3 of 8 Stripped of control

“I’m being told that I have to go to a hostel, I really don’t want to go. I know I will relapse. Everyone there takes drugs. I’m trying to stay sober, but they’re trying to force me to go.”

The People the team spoke to both on the streets and in hostel or hotel accommodation expressed that the little control they had over their lives had been taken away during COVID. They were told where to go and what to do and often felt unheard. There were many examples of there being a response to the crisis, rather than the individual, and in most cases, this resulted in people leaving or refusing a space in a hotel or hostel.

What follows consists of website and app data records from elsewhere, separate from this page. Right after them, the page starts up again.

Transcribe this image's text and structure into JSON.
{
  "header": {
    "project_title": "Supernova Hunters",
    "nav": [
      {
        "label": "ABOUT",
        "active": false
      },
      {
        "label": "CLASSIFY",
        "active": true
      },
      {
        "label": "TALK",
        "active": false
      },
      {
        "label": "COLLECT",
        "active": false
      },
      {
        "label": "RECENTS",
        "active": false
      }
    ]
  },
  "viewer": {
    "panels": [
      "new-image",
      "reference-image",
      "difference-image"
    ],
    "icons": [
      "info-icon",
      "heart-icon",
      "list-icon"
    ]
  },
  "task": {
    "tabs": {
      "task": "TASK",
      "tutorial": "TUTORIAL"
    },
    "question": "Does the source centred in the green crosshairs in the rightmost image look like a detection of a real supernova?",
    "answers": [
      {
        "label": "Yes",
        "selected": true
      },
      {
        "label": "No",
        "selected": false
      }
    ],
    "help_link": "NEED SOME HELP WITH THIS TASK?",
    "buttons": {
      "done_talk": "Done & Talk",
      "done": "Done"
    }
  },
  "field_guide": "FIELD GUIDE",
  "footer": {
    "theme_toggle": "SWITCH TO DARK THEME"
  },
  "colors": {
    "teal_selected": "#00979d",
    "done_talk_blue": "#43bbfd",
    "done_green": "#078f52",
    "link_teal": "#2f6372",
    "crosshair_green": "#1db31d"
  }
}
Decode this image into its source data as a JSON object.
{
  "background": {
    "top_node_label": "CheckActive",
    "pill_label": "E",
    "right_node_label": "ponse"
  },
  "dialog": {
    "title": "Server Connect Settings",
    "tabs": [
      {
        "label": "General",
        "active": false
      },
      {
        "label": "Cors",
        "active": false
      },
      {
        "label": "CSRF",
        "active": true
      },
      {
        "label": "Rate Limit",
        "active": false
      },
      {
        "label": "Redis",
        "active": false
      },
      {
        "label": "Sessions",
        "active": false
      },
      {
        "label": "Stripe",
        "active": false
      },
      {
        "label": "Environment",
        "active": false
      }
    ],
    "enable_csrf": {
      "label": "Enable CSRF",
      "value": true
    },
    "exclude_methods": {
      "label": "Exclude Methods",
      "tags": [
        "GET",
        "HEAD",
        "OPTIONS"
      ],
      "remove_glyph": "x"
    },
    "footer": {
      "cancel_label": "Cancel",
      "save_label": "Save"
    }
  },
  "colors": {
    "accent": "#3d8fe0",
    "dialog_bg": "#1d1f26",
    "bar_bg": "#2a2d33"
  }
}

“Yeah, they offered me a room in Battersea but I’ve got no money to get there. My doctors are here, my script is here – I don’t have a choice but to stay here. I told them, but I suppose they did what they had to do and it’s my problem now. I was scared, everyone was scared.”

“The window was broken in my room. Security didn’t believe me. Like I’d make something like that up.”

Adjusting from rough sleeping to staying in a hotel or hostel was a huge challenge for many of the people who spoke to the team. People often felt a greater sense of isolation than they had experienced on the streets. In many cases people were moved to an entirely new area which created additional barriers, such as, people having to travel to their registered doctors, networks and being cut off from resources that they had previously used to survive.

“They gave me a room in a hotel. It was miles away. I was lonely, everyone I know is here. I didn’t know what was going on, how long I was going to be there, so I came back here. It’s quieter, less noise than before. I think lockdown was for other people.”

In other cases, people seemed to fall between the gaps, and left no other option but to take control of their situation. Seeking out places to self-isolate, which were often unsuitable and inhumane.

“When I called the night shelter to say I was coming back and that I had been ill they told me I shouldn’t come back and that my space had been given away.  They threw my stuff away. I am so angry.”

“I knew of a place so I found a broken window at a swimming baths and isolated in there.  My friend who is also homeless would bring me food, sometimes from The Passage.  One night I was really bad, I couldn’t breathe properly, I managed to get my friend to call an ambulance.”